I’ve just got back from a short visit to Melbourne, Australia and return to a subject I touched on more than two years ago – trams.
In a modern city fizzing with fashion, great nightlife and elegant dining, you’d think trams would stand out as a bit passé. Not a bit of it – they’re part of the fabric of Melbourne, providing a convenient and environmentally friendly way to get around. And one route – the City Circle tram – is free, dropping you off close to various visitor attractions.
I loved Melbourne – it has everything you’d expect from a major city, plus a beach area (St Kilda) only a tram ride away. The Eureka Skydeck provides the best views of the city, the MCG (Melbourne Cricket Ground) tour is a must if you’re a cricket fan, and the best free attraction in my opinion is the Royal Botanic Gardens – a glorious place to spend some leisure time.
My only regret is that I was too early for three major events in the city: the International Flower and Garden Show (March 24–28), the International Comedy Festival (March 24–April 18) and, of course, the Formula 1 Grand Prix (March 28).
by Andy Moreton
If you’re thinking of heading Down Under, Luxique offers six luxury hotels in Melbourne, all with their own special features.
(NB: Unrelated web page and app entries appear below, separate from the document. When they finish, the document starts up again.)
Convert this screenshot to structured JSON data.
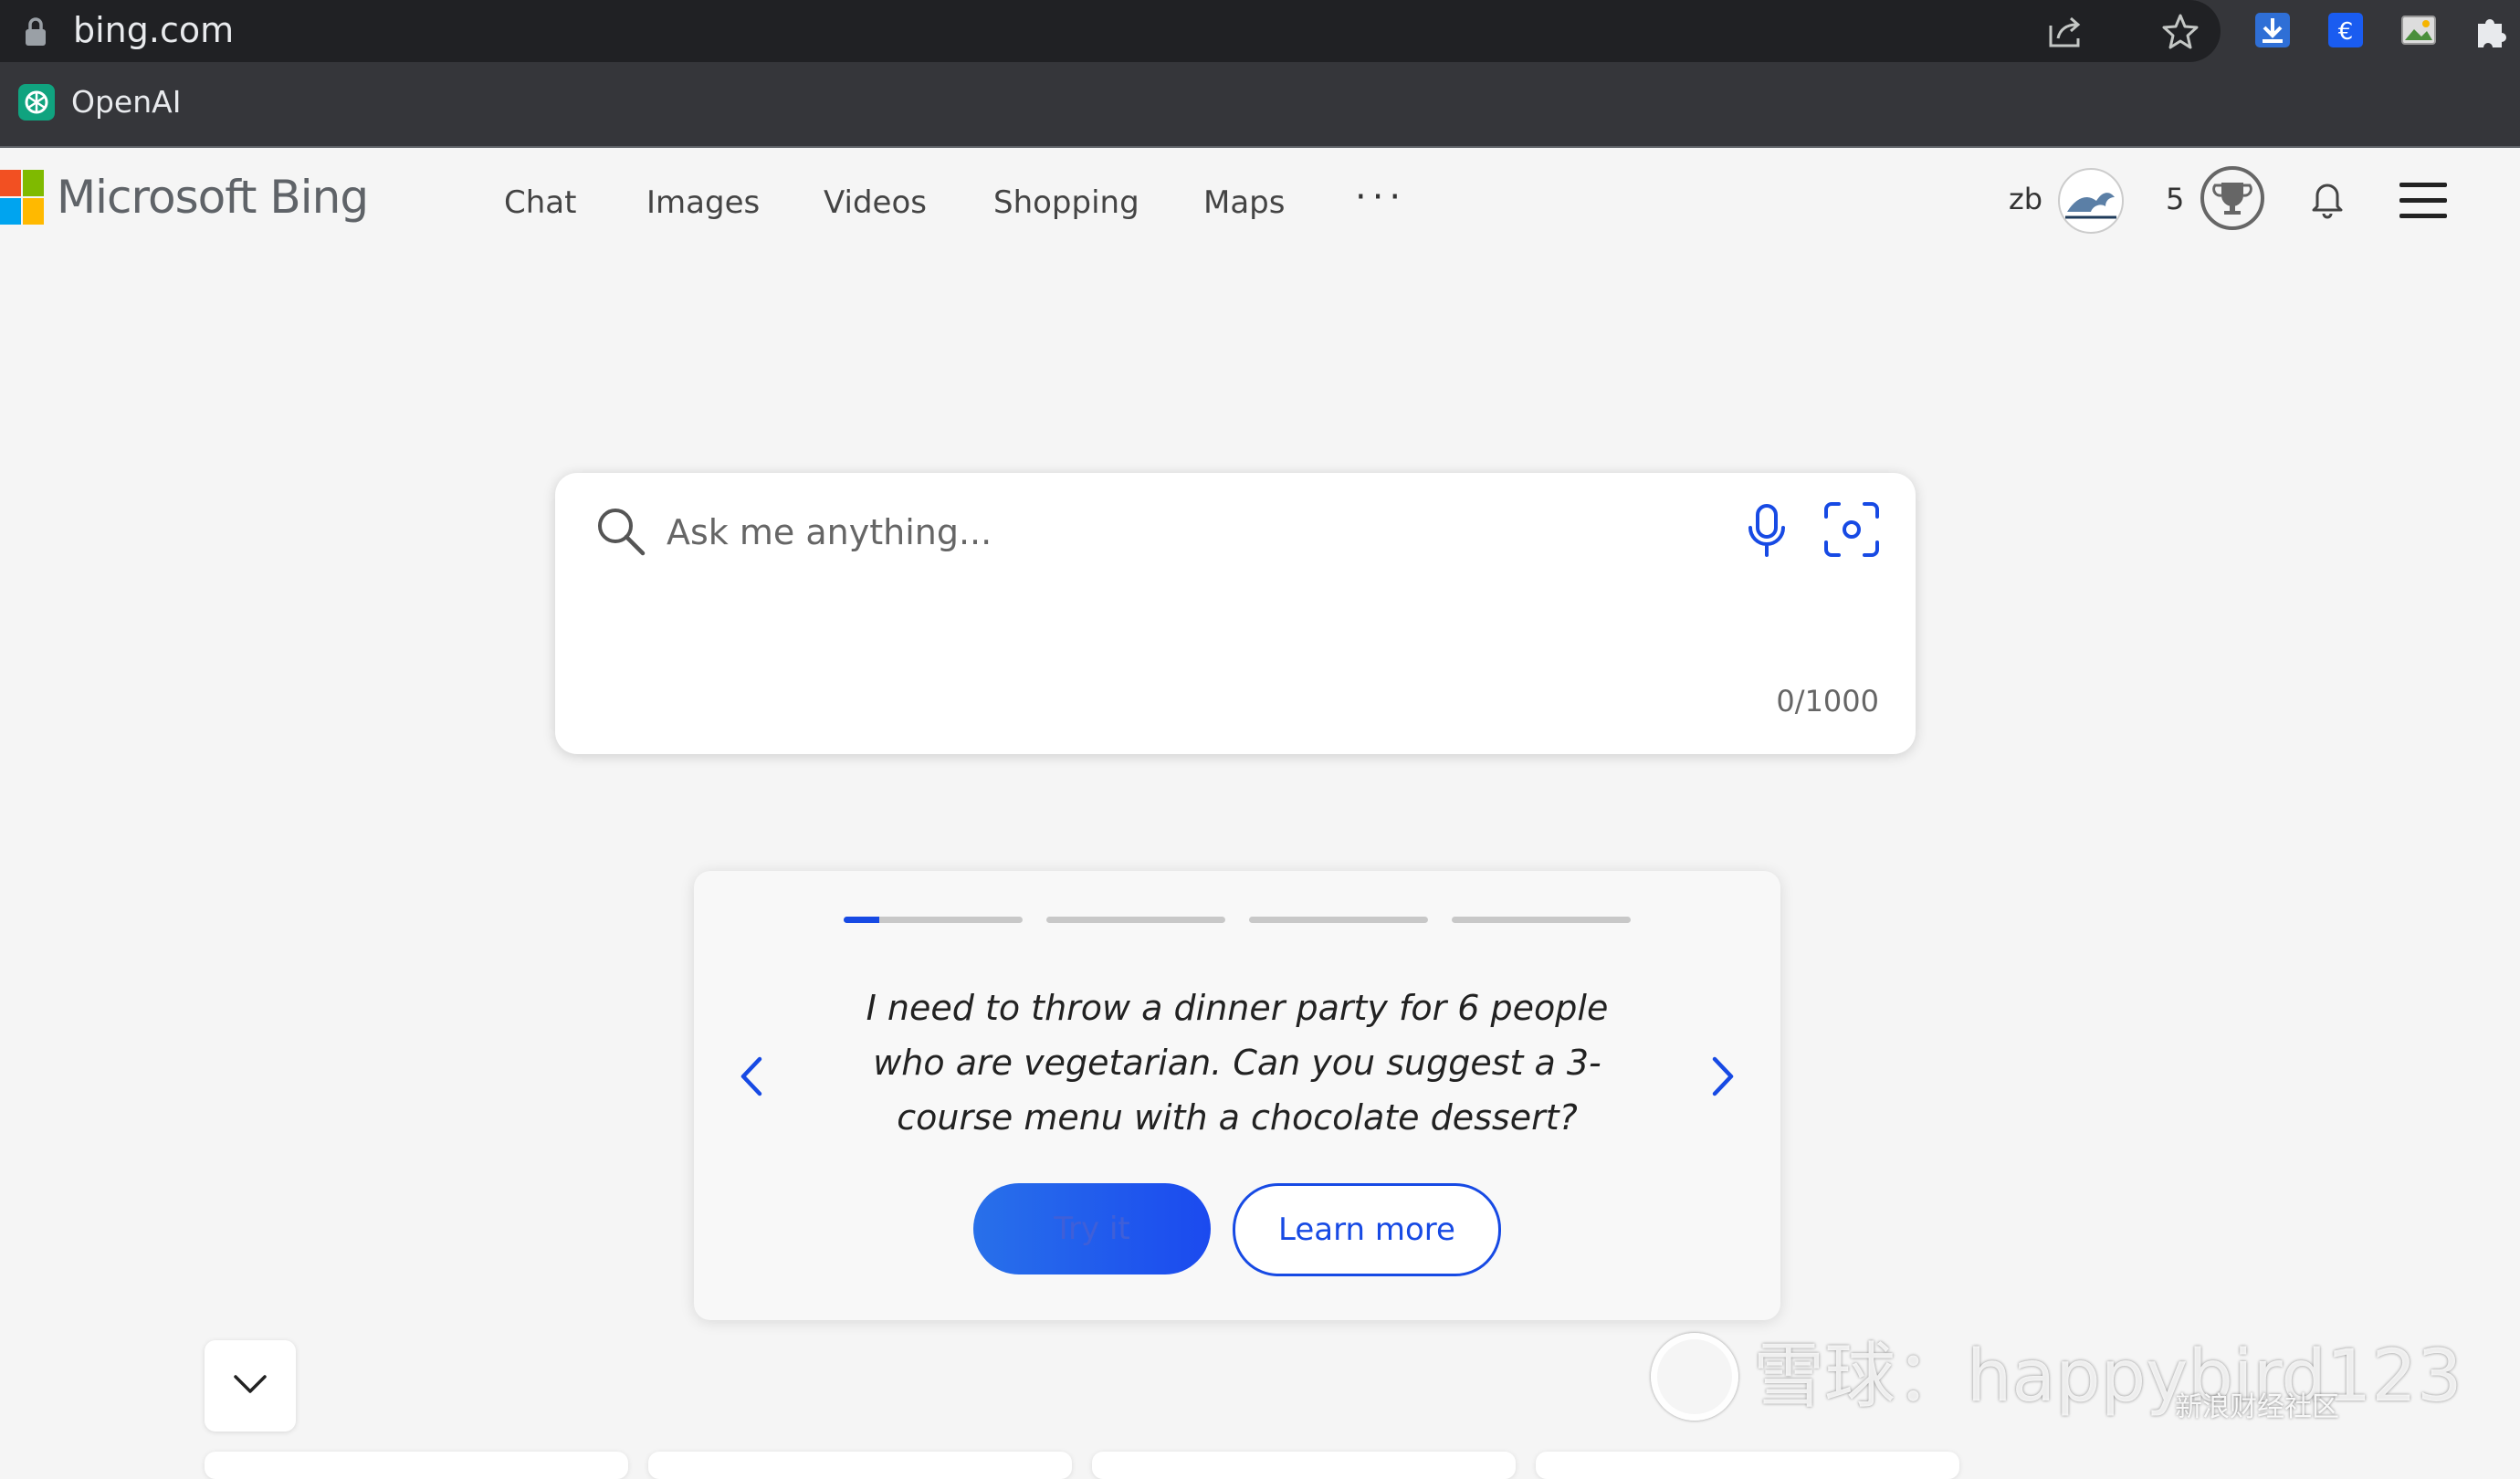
{
  "browser": {
    "url": "bing.com",
    "bookmark_label": "OpenAI"
  },
  "header": {
    "brand": "Microsoft Bing",
    "nav": [
      "Chat",
      "Images",
      "Videos",
      "Shopping",
      "Maps"
    ],
    "more": "···",
    "user_initials": "zb",
    "reward_points": "5"
  },
  "search": {
    "placeholder": "Ask me anything...",
    "counter": "0/1000"
  },
  "suggestion": {
    "prompt": "I need to throw a dinner party for 6 people who are vegetarian. Can you suggest a 3-course menu with a chocolate dessert?",
    "try_label": "Try it",
    "learn_label": "Learn more",
    "progress": [
      0.2,
      0,
      0,
      0
    ]
  },
  "watermark": {
    "text": "雪球：happybird123",
    "sina": "新浪财经社区"
  },
  "colors": {
    "accent": "#174ae4",
    "page_bg": "#f5f5f5"
  }
}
I was discussing with a friend who shares my fear of heights what would constitute our ultimate nightmare.
We thought of such vertiginous venues as the Eiffel Tower, the glass-floor elevators in the CN Tower in Toronto, a bungee jump platform and any number of ancient Italian bell towers with just some flimsy wooden bar between you and fresh air.
But eventually, we decided that, for sheer unadulterated terror, it was impossible to separate ‘The Edge’ at the Eureka Skydeck in Melbourne and the Grand Canyon Skywalk.
The Edge Eureka Skydeck Melbourne
I wouldn’t want to spoil the whole ‘Edge’ experience by giving too much away, but suffice to say that those brave enough to volunteer are projected nine feet out from a building in a glass box 900 feet above the ground. Thanks, but no thanks.
The Grand Canyon Skywalk
The Grand Canyon Skywalk extends 65 feet over the edge of the Canyon’s west rim. The glass floor is built to support the weight of nearly 800 people, 100mph winds and major earthquakes. Visitors are given shoe covers to prevent the highly polished glass floor from being scratched. I think I’d need something to cover my eyes as well.
by Andy Moreton
Melbourne’s own version of the London Eye – the Southern Star - opens officially on November 28th.
The observation wheel, situated on the city’s western fringe, is the biggest of its kind in the southern hemisphere, standing some 120 metres (394 feet) high.
On each 30-minute ‘flight,’ up to 420 people in 21 walk-round gondolas will get all-round views of the city skyline, docklands, Port Phillip Bay and, on a clear day, as far as Geelong.
The Southern Star cost A$100m (£43.5 million / $65 million) of private funds to build and is expected to attract some 1.5 million visitors a year. The State’s Tourism Minister, Tim Holding, is excited: “This is one of only three of these anywhere in the world and we think that makes it an amazing addition to Melbourne’s tourism line-up.”
by Andy Moreton
Luxique offers six of the finest luxury hotels in Melbourne – from a former pub (The Prince) to a warehouse conversion (Adelphi) and a century-old Italian mansion (The Hatton).